Adoption of new guidelines and recommendations. In its relevant compositions, the Council will adopt the BEPGs and the employment recommendations and will endorse action plans (e.g. the internal market strategy) after the June European Council has approved the guidelines package.
Implementation. The implementation assessment will be carried out during the fourth quarter on the basis of the systematic communication of information on the implementation of the policies adopted by the Member States and the assessment of that information by the Commission. The information provided by Member States can be submitted in a single document at the same time and not later than October. The Commission will therefore be able to assess the information and present its findings in the form of a new implementation package together with the spring report, marking the start of a new cycle.
The Commission proposes streamlining the related processes in order for them to provide input into the preparation of the implementation package and the spring report.
Medium-term strategy. The Commission wishes to put more emphasis on the medium term in the economic and employment fields so as to enhance the stability of guidelines and recommendations, allowing Member States to frame credible policy strategies geared towards implementing the recommendations and to avoid permanent redefinition of strategies. The policy strategy will therefore be related more clearly to the achievement of the objectives of the Lisbon agenda. Likewise, the focus will be shifted from defining policy strategies to implementing them. All of this will improve the visibility and impact of the strategy.
Broad economic policy guidelines. The BEPGs are to remain annual and will be fully reviewed only once every three years, subject to a review carried out on the Commission's initiative if it deems that the circumstances so warrant. The BEPGs are therefore more strategic, concentrating more on basics.
Employment guidelines. Similar benefits could be obtained for the employment guidelines (the Luxembourg process), with more substantial reviews every three years and the alignment of their timeframe to the deadline of 2010.

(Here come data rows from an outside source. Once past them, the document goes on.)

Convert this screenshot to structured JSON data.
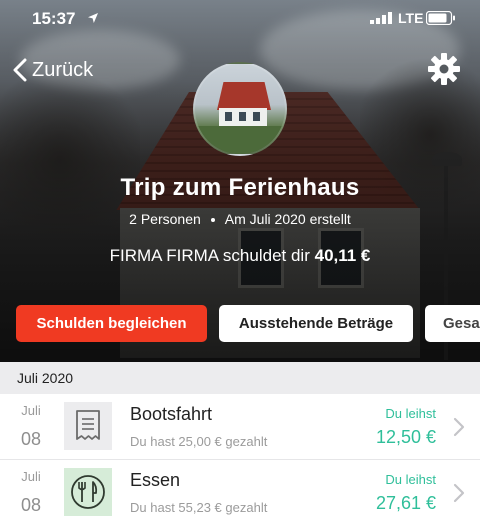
{
  "status_bar": {
    "time": "15:37",
    "network": "LTE",
    "icons": [
      "location-arrow-icon",
      "signal-bars-icon",
      "battery-icon"
    ]
  },
  "nav": {
    "back_label": "Zurück",
    "back_icon": "chevron-left-icon",
    "settings_icon": "gear-icon"
  },
  "trip": {
    "title": "Trip zum Ferienhaus",
    "persons": "2 Personen",
    "created": "Am Juli 2020 erstellt",
    "debt_prefix": "FIRMA FIRMA schuldet dir",
    "debt_amount": "40,11 €"
  },
  "actions": {
    "settle_label": "Schulden begleichen",
    "outstanding_label": "Ausstehende Beträge",
    "total_label": "Gesa"
  },
  "colors": {
    "accent_red": "#f03a22",
    "amount_green": "#2fbf9a"
  },
  "list": {
    "section_header": "Juli 2020",
    "rows": [
      {
        "month": "Juli",
        "day": "08",
        "icon": "receipt-icon",
        "title": "Bootsfahrt",
        "subtitle": "Du hast 25,00 € gezahlt",
        "status_label": "Du leihst",
        "amount": "12,50 €"
      },
      {
        "month": "Juli",
        "day": "08",
        "icon": "fork-knife-icon",
        "title": "Essen",
        "subtitle": "Du hast 55,23 € gezahlt",
        "status_label": "Du leihst",
        "amount": "27,61 €"
      }
    ]
  }
}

Internal market. The Cardiff process will concentrate on a more in-depth analysis of a limited number of core topics each year. The internal market strategy has adopted a five-year timeframe and its next phase could therefore be linked more closely with the Lisbon strategy. An agenda for action to be implemented up to 2006 should therefore be defined.

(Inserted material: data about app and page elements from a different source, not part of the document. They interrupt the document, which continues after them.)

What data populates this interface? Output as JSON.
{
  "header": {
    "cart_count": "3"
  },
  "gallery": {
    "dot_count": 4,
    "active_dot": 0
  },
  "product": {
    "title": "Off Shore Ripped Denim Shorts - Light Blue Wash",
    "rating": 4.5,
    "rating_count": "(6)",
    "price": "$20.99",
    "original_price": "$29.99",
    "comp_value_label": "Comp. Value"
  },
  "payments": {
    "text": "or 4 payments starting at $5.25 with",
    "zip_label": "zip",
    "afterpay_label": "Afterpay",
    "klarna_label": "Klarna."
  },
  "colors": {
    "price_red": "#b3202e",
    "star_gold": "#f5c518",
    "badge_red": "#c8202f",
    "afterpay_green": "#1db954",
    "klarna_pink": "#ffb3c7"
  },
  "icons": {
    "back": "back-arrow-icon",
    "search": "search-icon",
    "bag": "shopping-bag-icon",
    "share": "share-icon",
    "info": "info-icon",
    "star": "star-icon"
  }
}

Coherence of the guidelines package. The areas covered by the various instruments need to be more clearly specified. The BEPGs maintain their central role and address macroeconomic policies, putting the necessary emphasis on structural policies aimed at promoting growth potential, employment and social cohesion, sustainable development and the transition towards a knowledge-based economy. The Luxembourg and Cardiff processes will make it possible to deal with their respective subject-matters in greater detail. The employment guidelines will keep their wide policy scope and their role as the main tool for policy coordination in the employment sphere, fully in line with the BEPGs. The Cardiff process will differentiate more clearly between the broader employment recommendations in the BEPGs and the specific actions of the internal market strategy at Community level.

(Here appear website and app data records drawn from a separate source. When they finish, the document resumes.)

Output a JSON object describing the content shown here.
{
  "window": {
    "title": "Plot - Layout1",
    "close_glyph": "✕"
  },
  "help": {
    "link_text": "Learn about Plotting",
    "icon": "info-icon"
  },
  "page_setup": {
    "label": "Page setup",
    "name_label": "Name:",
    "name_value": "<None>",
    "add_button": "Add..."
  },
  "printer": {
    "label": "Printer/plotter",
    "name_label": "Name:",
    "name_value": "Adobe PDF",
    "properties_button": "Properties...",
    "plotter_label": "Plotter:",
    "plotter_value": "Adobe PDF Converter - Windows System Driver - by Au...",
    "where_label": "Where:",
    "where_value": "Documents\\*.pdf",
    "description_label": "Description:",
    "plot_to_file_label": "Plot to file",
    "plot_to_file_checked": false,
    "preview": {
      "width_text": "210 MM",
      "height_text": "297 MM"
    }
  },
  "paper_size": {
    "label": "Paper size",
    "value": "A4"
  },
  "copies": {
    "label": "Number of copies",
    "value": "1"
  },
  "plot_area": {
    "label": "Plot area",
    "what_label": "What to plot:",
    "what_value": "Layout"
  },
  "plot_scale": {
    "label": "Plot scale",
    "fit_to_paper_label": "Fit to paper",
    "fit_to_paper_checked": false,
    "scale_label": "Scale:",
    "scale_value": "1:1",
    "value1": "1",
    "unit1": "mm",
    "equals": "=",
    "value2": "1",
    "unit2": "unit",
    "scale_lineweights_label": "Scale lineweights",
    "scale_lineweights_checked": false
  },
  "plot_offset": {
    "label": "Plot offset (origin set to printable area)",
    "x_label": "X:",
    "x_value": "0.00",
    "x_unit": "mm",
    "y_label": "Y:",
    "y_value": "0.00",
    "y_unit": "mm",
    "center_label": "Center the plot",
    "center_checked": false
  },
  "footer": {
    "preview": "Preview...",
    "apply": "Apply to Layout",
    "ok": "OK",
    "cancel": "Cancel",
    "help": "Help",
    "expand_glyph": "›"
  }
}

Before they are introduced, all new coordination procedures, apart from those mentioned above, must demonstrate that the issues raised cannot be dealt with under existing procedures and that the new procedures bring real added value.
Timetable. The streamlining should be carried out in the run-up to the spring 2003 European Council.